INPUT RECORDS =>

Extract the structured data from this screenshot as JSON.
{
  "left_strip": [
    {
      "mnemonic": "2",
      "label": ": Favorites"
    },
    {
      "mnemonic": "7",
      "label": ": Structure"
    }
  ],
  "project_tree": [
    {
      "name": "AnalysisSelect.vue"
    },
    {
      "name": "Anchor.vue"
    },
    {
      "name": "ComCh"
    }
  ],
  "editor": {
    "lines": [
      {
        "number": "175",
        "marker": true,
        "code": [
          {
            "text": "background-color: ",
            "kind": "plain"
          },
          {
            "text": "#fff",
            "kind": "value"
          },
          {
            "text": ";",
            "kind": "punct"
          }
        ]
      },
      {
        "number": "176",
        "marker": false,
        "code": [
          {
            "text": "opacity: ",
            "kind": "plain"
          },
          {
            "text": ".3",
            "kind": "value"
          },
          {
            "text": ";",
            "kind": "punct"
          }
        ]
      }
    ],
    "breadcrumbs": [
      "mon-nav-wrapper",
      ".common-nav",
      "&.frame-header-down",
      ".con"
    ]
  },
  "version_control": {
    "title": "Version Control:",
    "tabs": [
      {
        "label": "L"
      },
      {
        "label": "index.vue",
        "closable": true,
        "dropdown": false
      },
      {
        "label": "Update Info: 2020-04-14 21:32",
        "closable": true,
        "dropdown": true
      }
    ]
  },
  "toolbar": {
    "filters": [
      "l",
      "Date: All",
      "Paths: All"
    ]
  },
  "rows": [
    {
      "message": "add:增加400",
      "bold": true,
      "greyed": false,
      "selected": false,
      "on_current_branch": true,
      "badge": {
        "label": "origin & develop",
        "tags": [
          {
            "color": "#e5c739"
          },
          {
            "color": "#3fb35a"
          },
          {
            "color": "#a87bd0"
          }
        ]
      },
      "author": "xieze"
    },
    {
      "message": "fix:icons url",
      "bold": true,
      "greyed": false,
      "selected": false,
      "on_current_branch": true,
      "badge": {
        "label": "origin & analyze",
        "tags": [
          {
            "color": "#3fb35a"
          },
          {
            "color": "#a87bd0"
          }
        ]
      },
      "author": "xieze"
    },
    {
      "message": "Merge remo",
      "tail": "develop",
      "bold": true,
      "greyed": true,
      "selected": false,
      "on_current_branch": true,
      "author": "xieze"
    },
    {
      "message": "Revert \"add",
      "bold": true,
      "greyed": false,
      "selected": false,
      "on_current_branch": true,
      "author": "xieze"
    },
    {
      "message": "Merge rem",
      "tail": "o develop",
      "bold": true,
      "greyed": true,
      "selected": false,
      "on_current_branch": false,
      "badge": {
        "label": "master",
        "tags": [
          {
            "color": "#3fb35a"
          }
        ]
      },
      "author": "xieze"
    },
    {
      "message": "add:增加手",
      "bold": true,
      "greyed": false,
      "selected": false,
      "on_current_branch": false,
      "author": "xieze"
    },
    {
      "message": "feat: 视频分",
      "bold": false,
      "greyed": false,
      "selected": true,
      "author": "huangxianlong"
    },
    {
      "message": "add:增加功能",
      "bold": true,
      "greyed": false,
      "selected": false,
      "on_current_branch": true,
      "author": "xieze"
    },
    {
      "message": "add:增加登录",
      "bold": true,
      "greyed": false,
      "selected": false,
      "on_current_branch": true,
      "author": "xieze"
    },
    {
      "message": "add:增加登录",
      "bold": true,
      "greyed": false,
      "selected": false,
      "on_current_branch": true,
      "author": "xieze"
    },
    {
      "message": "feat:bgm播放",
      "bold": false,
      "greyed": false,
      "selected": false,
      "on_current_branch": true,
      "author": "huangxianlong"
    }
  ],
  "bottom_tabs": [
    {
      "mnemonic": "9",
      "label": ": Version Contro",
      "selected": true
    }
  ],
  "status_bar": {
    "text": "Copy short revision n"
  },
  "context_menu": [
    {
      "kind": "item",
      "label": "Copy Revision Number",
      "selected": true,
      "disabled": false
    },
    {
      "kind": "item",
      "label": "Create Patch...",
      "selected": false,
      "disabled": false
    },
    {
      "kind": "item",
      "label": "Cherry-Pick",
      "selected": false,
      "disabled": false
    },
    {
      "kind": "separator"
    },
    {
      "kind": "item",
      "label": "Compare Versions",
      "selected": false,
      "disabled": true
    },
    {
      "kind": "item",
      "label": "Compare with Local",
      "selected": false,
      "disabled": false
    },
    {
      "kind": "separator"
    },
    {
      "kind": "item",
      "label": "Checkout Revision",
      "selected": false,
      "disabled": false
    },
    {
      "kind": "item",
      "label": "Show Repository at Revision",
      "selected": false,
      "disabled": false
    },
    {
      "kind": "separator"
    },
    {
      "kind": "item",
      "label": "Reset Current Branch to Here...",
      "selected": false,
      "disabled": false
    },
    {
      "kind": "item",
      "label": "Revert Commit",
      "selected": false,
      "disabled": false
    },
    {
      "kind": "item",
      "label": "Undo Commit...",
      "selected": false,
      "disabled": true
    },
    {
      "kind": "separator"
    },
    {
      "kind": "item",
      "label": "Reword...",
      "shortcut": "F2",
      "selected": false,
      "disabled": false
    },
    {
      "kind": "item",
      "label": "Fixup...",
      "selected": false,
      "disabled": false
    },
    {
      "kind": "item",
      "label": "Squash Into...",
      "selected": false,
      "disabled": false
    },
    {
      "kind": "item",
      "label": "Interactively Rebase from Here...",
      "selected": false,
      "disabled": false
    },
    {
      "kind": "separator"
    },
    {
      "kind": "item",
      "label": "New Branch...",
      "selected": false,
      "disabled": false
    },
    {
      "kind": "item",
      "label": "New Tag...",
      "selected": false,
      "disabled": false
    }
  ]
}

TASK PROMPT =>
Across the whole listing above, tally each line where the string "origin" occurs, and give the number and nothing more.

RESPONSE TO THE EXERCISE =>
2